> _Problem requirements_: Of the entries below, copy only those lines that contain the word "author".

----

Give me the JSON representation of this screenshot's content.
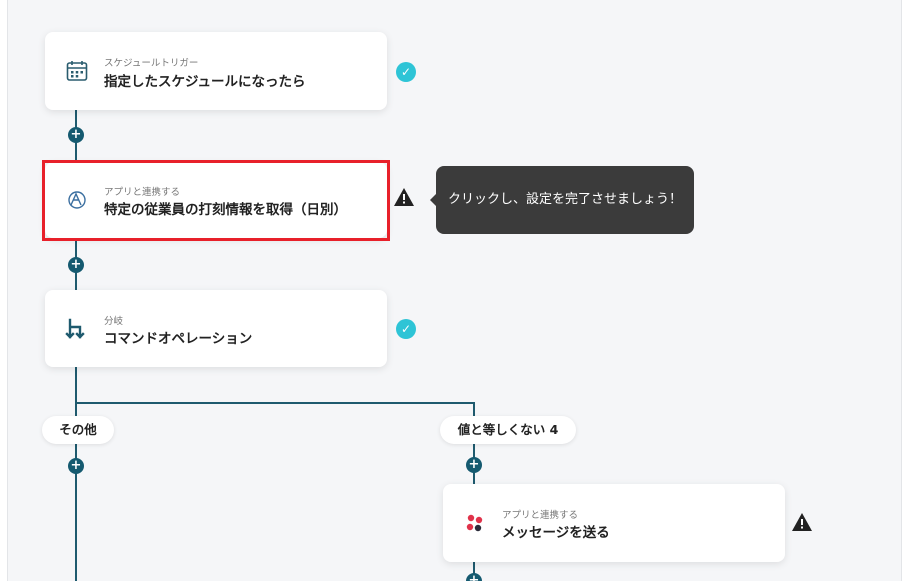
{
  "flow": {
    "step1": {
      "category": "スケジュールトリガー",
      "title": "指定したスケジュールになったら",
      "icon": "calendar-icon",
      "status": "complete"
    },
    "step2": {
      "category": "アプリと連携する",
      "title": "特定の従業員の打刻情報を取得（日別）",
      "icon": "app-logo-icon",
      "status": "warning",
      "tooltip": "クリックし、設定を完了させましょう！"
    },
    "step3": {
      "category": "分岐",
      "title": "コマンドオペレーション",
      "icon": "branch-icon",
      "status": "complete"
    },
    "branches": {
      "left_label": "その他",
      "right_label": "値と等しくない 4"
    },
    "step4": {
      "category": "アプリと連携する",
      "title": "メッセージを送る",
      "icon": "dots-logo-icon",
      "status": "warning"
    }
  },
  "colors": {
    "line": "#1e5a6e",
    "check": "#2ec4d6",
    "highlight": "#e8202a",
    "tooltip_bg": "#3b3b3b"
  }
}
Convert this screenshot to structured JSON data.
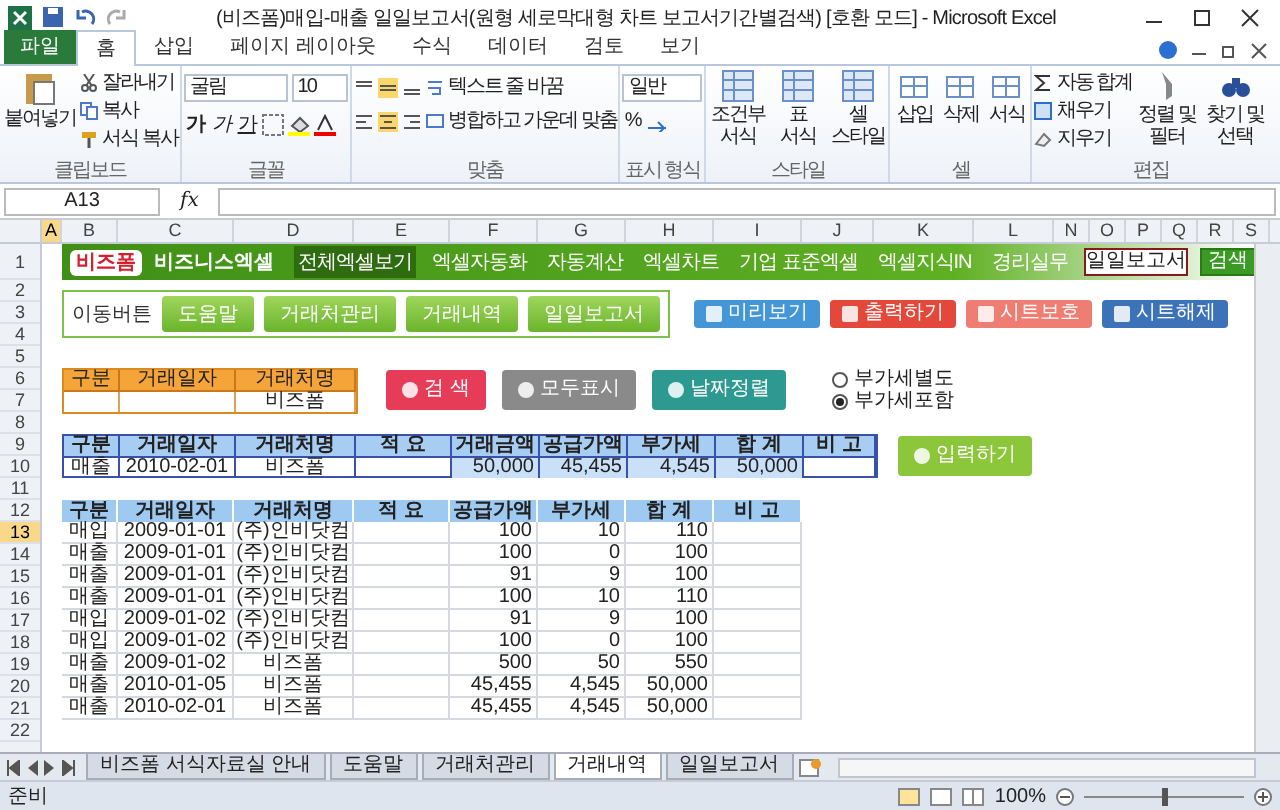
{
  "window": {
    "title": "(비즈폼)매입-매출 일일보고서(원형 세로막대형 차트 보고서기간별검색) [호환 모드] - Microsoft Excel"
  },
  "ribbon_tabs": [
    {
      "label": "파일",
      "kind": "file",
      "selected": false
    },
    {
      "label": "홈",
      "kind": "tab",
      "selected": true
    },
    {
      "label": "삽입",
      "kind": "tab",
      "selected": false
    },
    {
      "label": "페이지 레이아웃",
      "kind": "tab",
      "selected": false
    },
    {
      "label": "수식",
      "kind": "tab",
      "selected": false
    },
    {
      "label": "데이터",
      "kind": "tab",
      "selected": false
    },
    {
      "label": "검토",
      "kind": "tab",
      "selected": false
    },
    {
      "label": "보기",
      "kind": "tab",
      "selected": false
    }
  ],
  "ribbon": {
    "clipboard": {
      "label": "클립보드",
      "paste": "붙여넣기",
      "cut": "잘라내기",
      "copy": "복사",
      "format_painter": "서식 복사"
    },
    "font": {
      "label": "글꼴",
      "font_name": "굴림",
      "font_size": "10",
      "style_buttons": [
        "가",
        "가",
        "가"
      ]
    },
    "alignment": {
      "label": "맞춤",
      "wrap_text": "텍스트 줄 바꿈",
      "merge_center": "병합하고 가운데 맞춤"
    },
    "number": {
      "label": "표시 형식",
      "format": "일반",
      "percent": "%"
    },
    "styles": {
      "label": "스타일",
      "buttons": [
        "조건부 서식",
        "표 서식",
        "셀 스타일"
      ]
    },
    "cells": {
      "label": "셀",
      "buttons": [
        "삽입",
        "삭제",
        "서식"
      ]
    },
    "editing": {
      "label": "편집",
      "autosum": "자동 합계",
      "fill": "채우기",
      "clear": "지우기",
      "sort_filter": "정렬 및 필터",
      "find_select": "찾기 및 선택"
    }
  },
  "formula_bar": {
    "name_box": "A13",
    "fx": "fx"
  },
  "sheet": {
    "column_headers": [
      {
        "label": "A",
        "selected": true
      },
      {
        "label": "B",
        "selected": false
      },
      {
        "label": "C",
        "selected": false
      },
      {
        "label": "D",
        "selected": false
      },
      {
        "label": "E",
        "selected": false
      },
      {
        "label": "F",
        "selected": false
      },
      {
        "label": "G",
        "selected": false
      },
      {
        "label": "H",
        "selected": false
      },
      {
        "label": "I",
        "selected": false
      },
      {
        "label": "J",
        "selected": false
      },
      {
        "label": "K",
        "selected": false
      },
      {
        "label": "L",
        "selected": false
      },
      {
        "label": "N",
        "selected": false
      },
      {
        "label": "O",
        "selected": false
      },
      {
        "label": "P",
        "selected": false
      },
      {
        "label": "Q",
        "selected": false
      },
      {
        "label": "R",
        "selected": false
      },
      {
        "label": "S",
        "selected": false
      }
    ],
    "row_headers": [
      {
        "label": "1",
        "selected": false
      },
      {
        "label": "2",
        "selected": false
      },
      {
        "label": "3",
        "selected": false
      },
      {
        "label": "4",
        "selected": false
      },
      {
        "label": "5",
        "selected": false
      },
      {
        "label": "6",
        "selected": false
      },
      {
        "label": "7",
        "selected": false
      },
      {
        "label": "8",
        "selected": false
      },
      {
        "label": "9",
        "selected": false
      },
      {
        "label": "10",
        "selected": false
      },
      {
        "label": "11",
        "selected": false
      },
      {
        "label": "12",
        "selected": false
      },
      {
        "label": "13",
        "selected": true
      },
      {
        "label": "14",
        "selected": false
      },
      {
        "label": "15",
        "selected": false
      },
      {
        "label": "16",
        "selected": false
      },
      {
        "label": "17",
        "selected": false
      },
      {
        "label": "18",
        "selected": false
      },
      {
        "label": "19",
        "selected": false
      },
      {
        "label": "20",
        "selected": false
      },
      {
        "label": "21",
        "selected": false
      },
      {
        "label": "22",
        "selected": false
      }
    ]
  },
  "banner": {
    "logo": "비즈폼",
    "brand": "비즈니스엑셀",
    "menu": [
      {
        "label": "전체엑셀보기",
        "selected": true
      },
      {
        "label": "엑셀자동화",
        "selected": false
      },
      {
        "label": "자동계산",
        "selected": false
      },
      {
        "label": "엑셀차트",
        "selected": false
      },
      {
        "label": "기업 표준엑셀",
        "selected": false
      },
      {
        "label": "엑셀지식IN",
        "selected": false
      },
      {
        "label": "경리실무",
        "selected": false
      }
    ],
    "search_value": "일일보고서",
    "search_button": "검색"
  },
  "navigation": {
    "label": "이동버튼",
    "buttons": [
      "도움말",
      "거래처관리",
      "거래내역",
      "일일보고서"
    ]
  },
  "actions": [
    {
      "label": "미리보기",
      "kind": "preview"
    },
    {
      "label": "출력하기",
      "kind": "print"
    },
    {
      "label": "시트보호",
      "kind": "lock"
    },
    {
      "label": "시트해제",
      "kind": "unlock"
    }
  ],
  "search_form": {
    "headers": [
      "구분",
      "거래일자",
      "거래처명"
    ],
    "values": {
      "client": "비즈폼"
    },
    "buttons": [
      {
        "label": "검 색",
        "kind": "search"
      },
      {
        "label": "모두표시",
        "kind": "show_all"
      },
      {
        "label": "날짜정렬",
        "kind": "sort"
      }
    ],
    "vat_options": [
      {
        "label": "부가세별도",
        "selected": false
      },
      {
        "label": "부가세포함",
        "selected": true
      }
    ]
  },
  "entry": {
    "columns": [
      "구분",
      "거래일자",
      "거래처명",
      "적 요",
      "거래금액",
      "공급가액",
      "부가세",
      "합 계",
      "비 고"
    ],
    "row": {
      "kind": "매출",
      "date": "2010-02-01",
      "client": "비즈폼",
      "amount": "50,000",
      "supply": "45,455",
      "vat": "4,545",
      "total": "50,000"
    },
    "submit": "입력하기"
  },
  "ledger": {
    "columns": [
      "구분",
      "거래일자",
      "거래처명",
      "적 요",
      "공급가액",
      "부가세",
      "합 계",
      "비 고"
    ],
    "rows": [
      {
        "kind": "매입",
        "date": "2009-01-01",
        "client": "(주)인비닷컴",
        "supply": "100",
        "vat": "10",
        "total": "110"
      },
      {
        "kind": "매출",
        "date": "2009-01-01",
        "client": "(주)인비닷컴",
        "supply": "100",
        "vat": "0",
        "total": "100"
      },
      {
        "kind": "매출",
        "date": "2009-01-01",
        "client": "(주)인비닷컴",
        "supply": "91",
        "vat": "9",
        "total": "100"
      },
      {
        "kind": "매출",
        "date": "2009-01-01",
        "client": "(주)인비닷컴",
        "supply": "100",
        "vat": "10",
        "total": "110"
      },
      {
        "kind": "매입",
        "date": "2009-01-02",
        "client": "(주)인비닷컴",
        "supply": "91",
        "vat": "9",
        "total": "100"
      },
      {
        "kind": "매입",
        "date": "2009-01-02",
        "client": "(주)인비닷컴",
        "supply": "100",
        "vat": "0",
        "total": "100"
      },
      {
        "kind": "매출",
        "date": "2009-01-02",
        "client": "비즈폼",
        "supply": "500",
        "vat": "50",
        "total": "550"
      },
      {
        "kind": "매출",
        "date": "2010-01-05",
        "client": "비즈폼",
        "supply": "45,455",
        "vat": "4,545",
        "total": "50,000"
      },
      {
        "kind": "매출",
        "date": "2010-02-01",
        "client": "비즈폼",
        "supply": "45,455",
        "vat": "4,545",
        "total": "50,000"
      }
    ]
  },
  "sheet_tabs": [
    {
      "label": "비즈폼 서식자료실 안내",
      "selected": false
    },
    {
      "label": "도움말",
      "selected": false
    },
    {
      "label": "거래처관리",
      "selected": false
    },
    {
      "label": "거래내역",
      "selected": true
    },
    {
      "label": "일일보고서",
      "selected": false
    }
  ],
  "status_bar": {
    "status": "준비",
    "zoom": {
      "reading": "100%",
      "level": 0.5
    }
  }
}
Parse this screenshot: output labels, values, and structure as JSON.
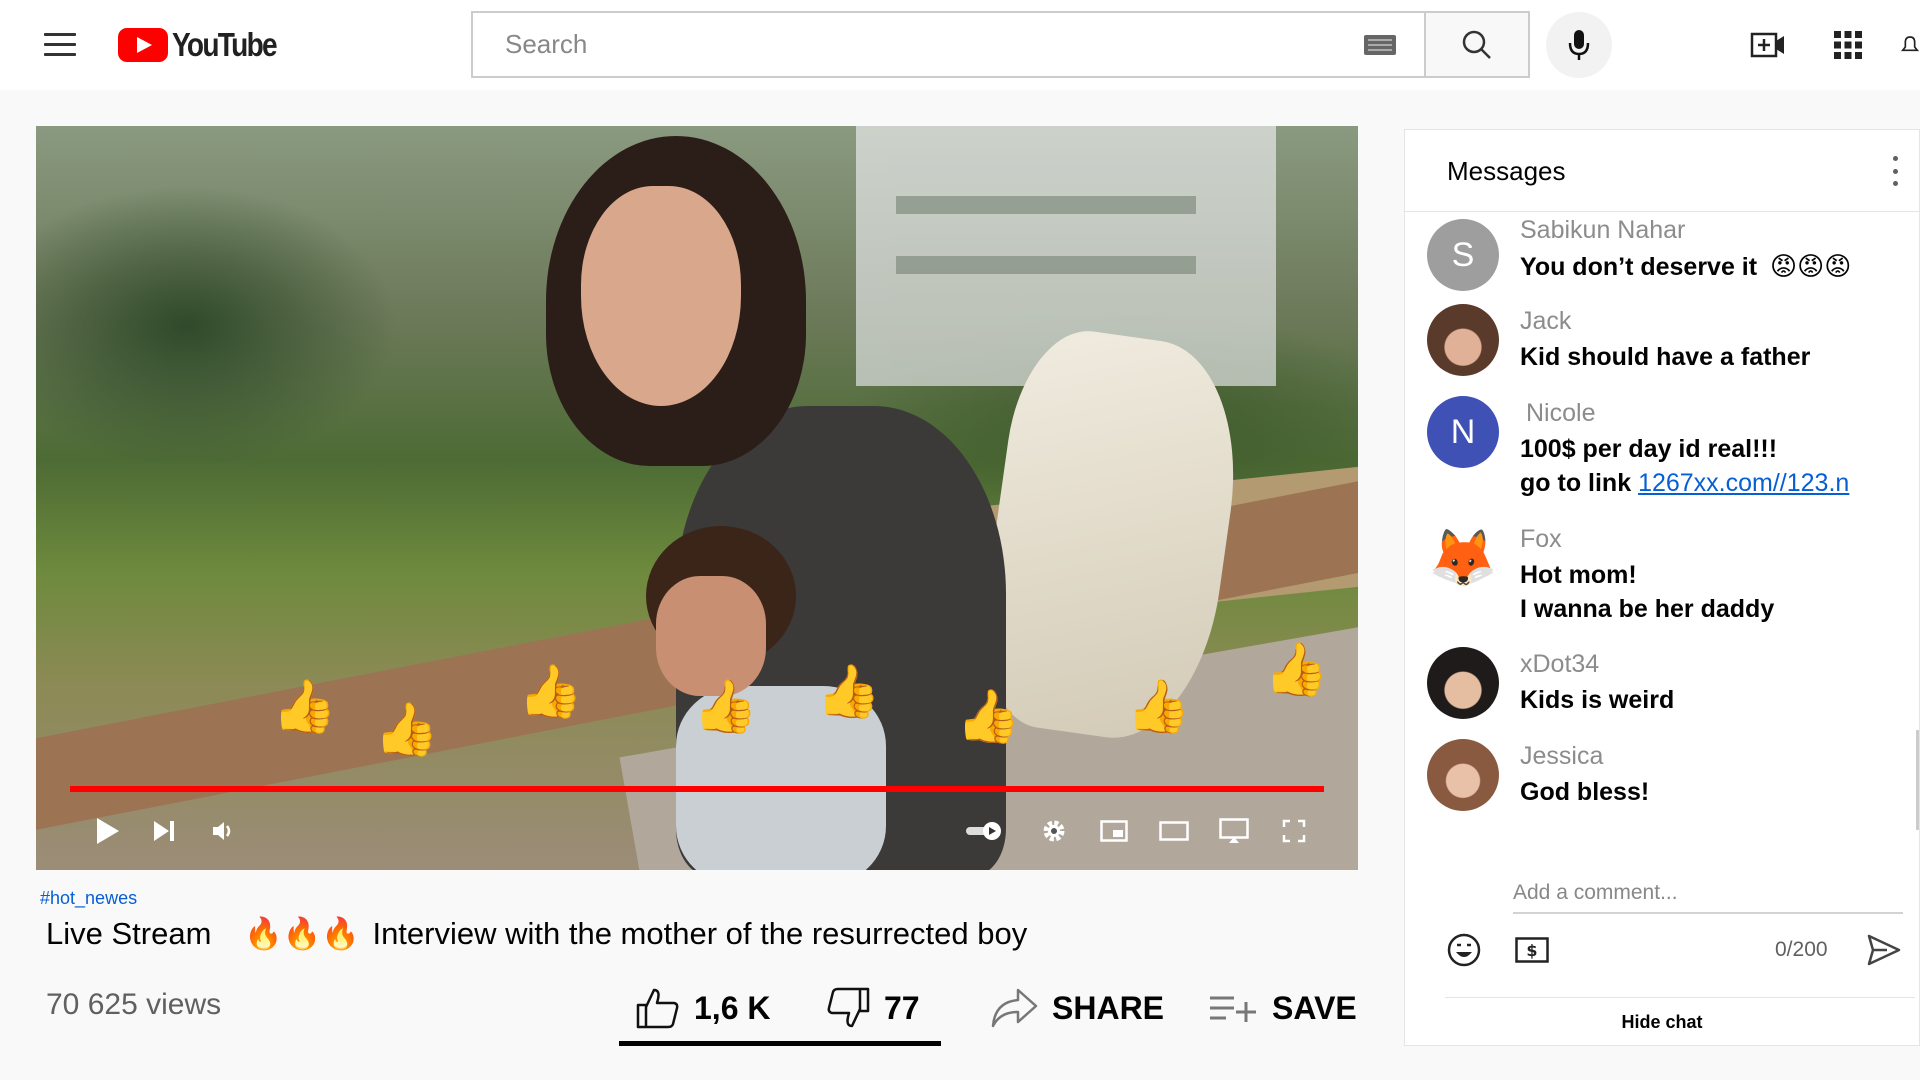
{
  "header": {
    "logo_text": "YouTube",
    "search_placeholder": "Search"
  },
  "player": {
    "progress_fraction": 1.0
  },
  "video": {
    "hashtag": "#hot_newes",
    "title_prefix": "Live Stream",
    "title_emojis": "🔥🔥🔥",
    "title_text": "Interview with the mother of the resurrected boy",
    "views": "70 625 views",
    "likes": "1,6 K",
    "dislikes": "77",
    "share_label": "SHARE",
    "save_label": "SAVE"
  },
  "chat": {
    "title": "Messages",
    "messages": [
      {
        "author": "Sabikun Nahar",
        "initial": "S",
        "lines": [
          "You don’t deserve it"
        ],
        "emojis": "😡😡😡",
        "avatar_color": "#9e9e9e"
      },
      {
        "author": "Jack",
        "initial": "",
        "lines": [
          "Kid should have a father"
        ],
        "avatar_color": "#7a5a48"
      },
      {
        "author": "Nicole",
        "initial": "N",
        "lines": [
          "100$ per day id real!!!",
          "go to link"
        ],
        "link": "1267xx.com//123.n",
        "avatar_color": "#3f51b5"
      },
      {
        "author": "Fox",
        "initial": "🦊",
        "lines": [
          "Hot mom!",
          "I wanna be her daddy"
        ],
        "avatar_color": "#ffffff"
      },
      {
        "author": "xDot34",
        "initial": "",
        "lines": [
          "Kids is weird"
        ],
        "avatar_color": "#5a4a40"
      },
      {
        "author": "Jessica",
        "initial": "",
        "lines": [
          "God bless!"
        ],
        "avatar_color": "#8a6a58"
      }
    ],
    "comment_placeholder": "Add a comment...",
    "counter": "0/200",
    "hide_chat_label": "Hide chat"
  },
  "colors": {
    "brand_red": "#ff0000",
    "link_blue": "#065fd4"
  }
}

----

> _Exercise solution_:
        "author": "Sabikun Nahar",
        "author": "Jack",
        "author": "Nicole",
        "author": "Fox",
        "author": "xDot34",
        "author": "Jessica",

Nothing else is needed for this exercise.